A Better Optical Tool: Point-to-Multipoint Optics for Slicing

So, where does optical transmission fit into 5G slicing?

Underpinning VPN and packet switching technology is optical transmission technology, including coherent DWDM. So optical networking plays a role in 5G mobile transport and can also participate in network slicing. As one example, assigning separate optical wavelengths (referred to as wavelength slicing) to individual network slices is something we see show up in surveys and service provider conversations.

In addition, with RAN functions containerized to run on general compute resources, and with the introduction of multi-access edge computing for low-latency services, the mobile network and its logical functions are far more portable and potentially distributed than in prior 3G or 4G networks. Thus, having a more flexible and programmable coherent DWDM optical transport layer to match the packet layer can be equally beneficial.

That’s where XR optics’ point-to-multipoint transmission capabilities come in. The underlying Nyquist digital subcarrier technology in XR optics can be individually assigned to a network slice just like wavelength slicing. In addition, this same assignability can be used to flexibility reallocate optical capacity (for example, in 25 Gb/s increments) when and where needed to better align with distributed and dynamic RAN and MEC deployment locations.
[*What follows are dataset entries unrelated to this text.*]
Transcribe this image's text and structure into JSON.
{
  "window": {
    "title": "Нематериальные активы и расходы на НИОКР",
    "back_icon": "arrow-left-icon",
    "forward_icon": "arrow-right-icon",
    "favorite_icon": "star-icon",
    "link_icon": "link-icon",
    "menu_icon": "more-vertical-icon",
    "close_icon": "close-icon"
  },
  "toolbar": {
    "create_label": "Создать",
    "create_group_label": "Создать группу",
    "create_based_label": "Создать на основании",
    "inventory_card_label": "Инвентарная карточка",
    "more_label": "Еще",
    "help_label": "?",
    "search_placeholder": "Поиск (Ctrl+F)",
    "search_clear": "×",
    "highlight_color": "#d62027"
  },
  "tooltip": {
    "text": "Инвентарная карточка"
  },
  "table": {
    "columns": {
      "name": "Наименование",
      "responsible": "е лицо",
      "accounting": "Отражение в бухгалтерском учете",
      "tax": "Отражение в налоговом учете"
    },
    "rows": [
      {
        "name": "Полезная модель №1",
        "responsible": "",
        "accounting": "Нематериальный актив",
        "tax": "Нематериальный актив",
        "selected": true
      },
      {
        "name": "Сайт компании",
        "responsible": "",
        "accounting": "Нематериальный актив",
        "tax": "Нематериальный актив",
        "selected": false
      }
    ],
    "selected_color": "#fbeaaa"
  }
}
Figure 3: XR optics with subcarrier assignments for capacity growth and optical slicingFigure 3: XR optics with subcarrier assignments for capacity growth and optical slicing

Software Automation Is the Glue

We fundamentally need software automation to bring end-to-end slicing to life. While we have made progress, I think there are two key next steps to enable end-to-end network slicing in the real world. The first is the ability to translate the intent of a slice consistently and automatically, like mission-critical or low-latency services, and map that intent to a set of transport performance requirements and resource allocations at the VPN and packet switching layers, as well as in the optical domain.

The second is the integration of all the networking components that make up an end-to-end slice from the mobile device through to the mobile core and cloud applications. This includes the compute infrastructure, the RAN or radio access network, and the 5G core. The transport network is a part of the puzzle, but the other pieces of the 5G wireless network infrastructure must also be assigned and associated with the same slicing intent parameters for the expected application performance to be achieved.

While it will still take us several years to fully realize mass commercial deployment of 5G network slicing, the conference clearly demonstrated that both service providers and vendors are making strides to enable multiple tenants and consumer and enterprise services over a common 5G network. I could not be more excited to be a part of the ecosystem making it happen.

If you would like to discuss network slicing or other networking topics, please reach out to me on LinkedIn. I am happy to connect.

Stay safe everyone.